The Productivity Commission has found that between 2008 and 2018, the average real incomes of young people (aged 15-34) declined while older Australians’ incomes continued to increase.

“Young people have experienced a ‘lost decade’ of income growth. This means they entered the COVID-19 crisis already on lower wages and usually with limited savings,” Commissioner Catherine de Fontenay said. “Young people face discouraging prospects in a tough job market; and there is a danger they will simply give up on their aspirations as they take positions further down the jobs ladder,” she said.

The report Why did young people’s incomes decline? provides an in-depth analysis of how income sources evolved between 2001 and 2018 for various age groups, and why. It shows the main driver behind lower incomes for young people is falling wage income.

“It turns out that the ‘low wage growth’ story is essentially a story about people under 35,” Catherine de Fontenay said. “If we look at average wage growth for those over 35, it hasn’t slowed.”

The labour market became more competitive after the Global Financial Crisis (GFC), and young job-seekers bore the brunt of that. Firms offered lower starting wages. Young workers turned to jobs that did not fully use their qualifications and to part-time work.

The report shows that long term unemployment and underemployment rose after the GFC.

“The rise of part-time work meant that we did not see a large increase in unemployment, but many young people wanted to work more hours,” Catherine de Fontenay said.

Over this same period government support decreased for many students and young parents, because eligibility for Youth Allowance and Family Tax Benefits was tightened.

Government payments to the young are indexed to the Consumer Price Index and have not grown in real terms. In contrast Age Pension has increased because it is indexed to wage rates, which have grown faster than prices.

With incomes dwindling, more young people turned to their parents for support since 2008. Cash transfers increased and young people stayed at home longer.

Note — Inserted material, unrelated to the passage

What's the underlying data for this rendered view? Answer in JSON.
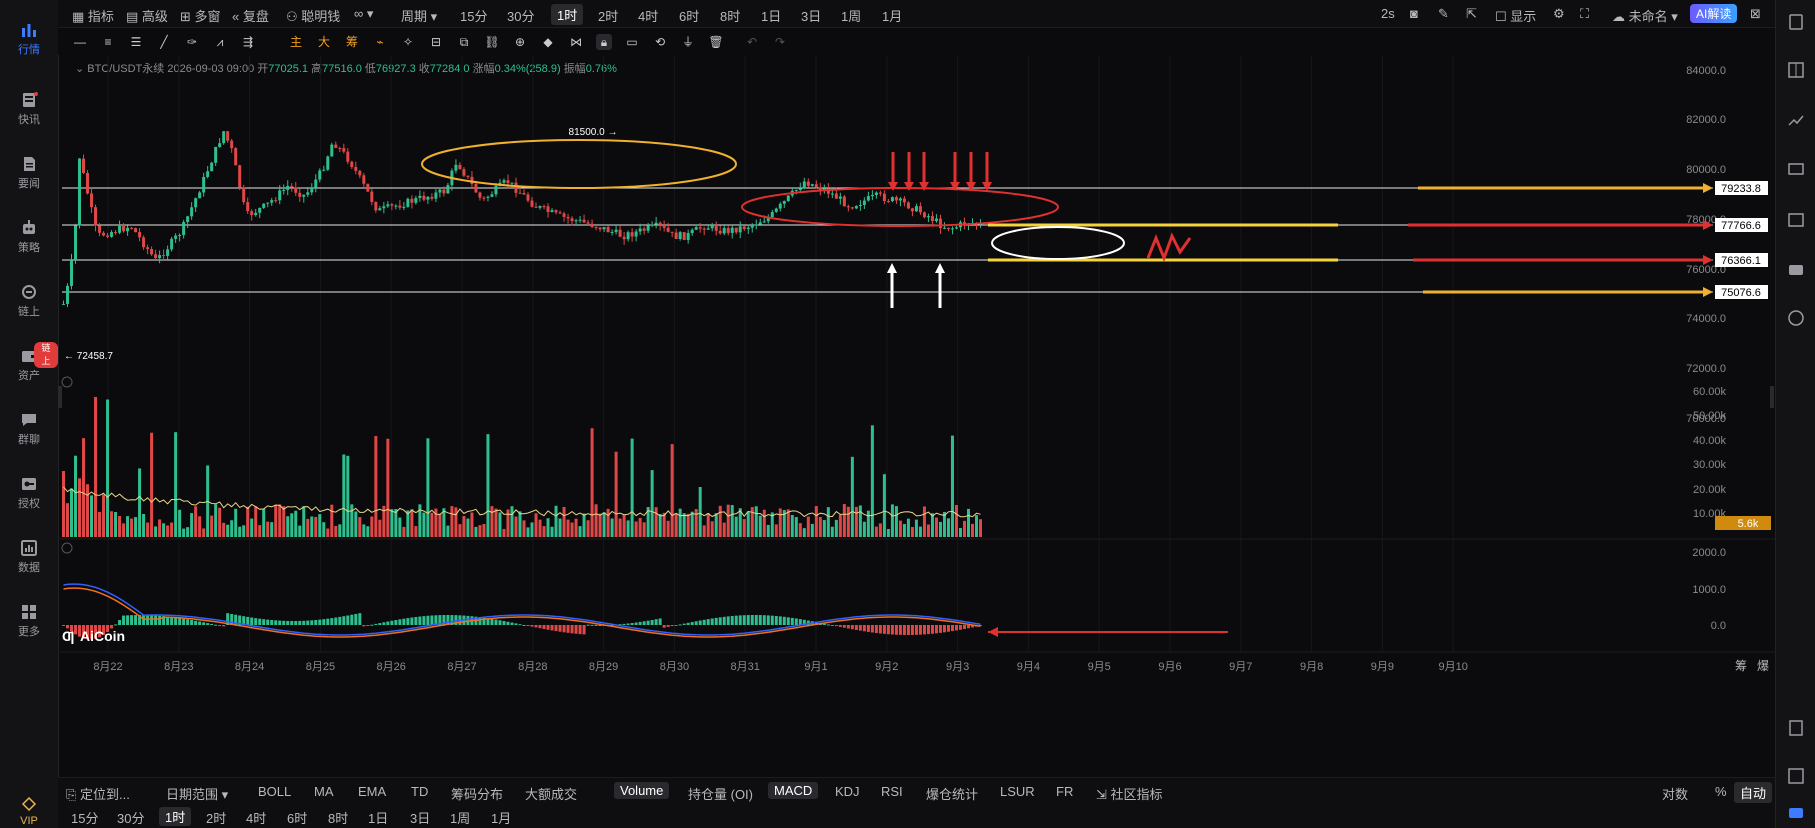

Living at home represents a sizable saving in terms of rent and other expenses.

“While these intra family transfers have helped cushion the fall in young people’s income, they have not been possible for all families, especially low income families,” Commissioner Catherine de Fontenay said.

The report Why did young people’s incomes decline? can be found at

  • Cover, Copyright and publication details, Contents, Acknowledgements, Abbreviations, and Glossary
  • Executive summary
  • Chapter 1 About this study
    • 1.1 Income growth across countries
    • 1.2 The broader Australian context
    • 1.3 An overview of our approach
  • Chapter 2 Young people’s incomes declined
    • 2.1 After 2008, young people’s disposable incomes declined
    • 2.2 Decomposing gross income
  • Chapter 3 Determinants of changes in labour income: hours worked
    • 3.1 Labour income, wage rates and hours worked
    • 3.2 Hours worked, participation and employment
    • 3.3 The changing nature of unemployment
  • Chapter 4 The wage puzzle: stagnating wages only for young people
    • 4.1 The wage puzzle: wage rates grew for people aged 35-64, but stagnated for people aged 15-34
    • 4.2 An imbalance between labour supply and demand could explain the wage puzzle
    • 4.3 Other explanations for the wage puzzle
  • Chapter 5 The role of government transfers
    • 5.1 The Australian transfer system and young people
    • 5.2 Contribution of transfers to young people’s income and income growth
    • 5.3 Changes to transfer eligibility
    • 5.4 Indexation of transfers
    • 5.5 Changes in the incomes of recipients
  • Chapter 6 The role of other income
    • 6.1 Contribution of other income to young people’s income growth
    • 6.2 Why did business income decrease?
    • 6.3 Investment income and inheritances
    • 6.4 Parents are supporting young people
  • Appendix A Comparing data sources
  • Appendix B Shift-share decomposition
  • Appendix C Additional labour market analysis
  • Appendix D Changes to the eligibility for transfers
  • Appendix E Savings of young people who live with their parents
  • References

The following spreadsheet contains the data used to construct charts within the research paper.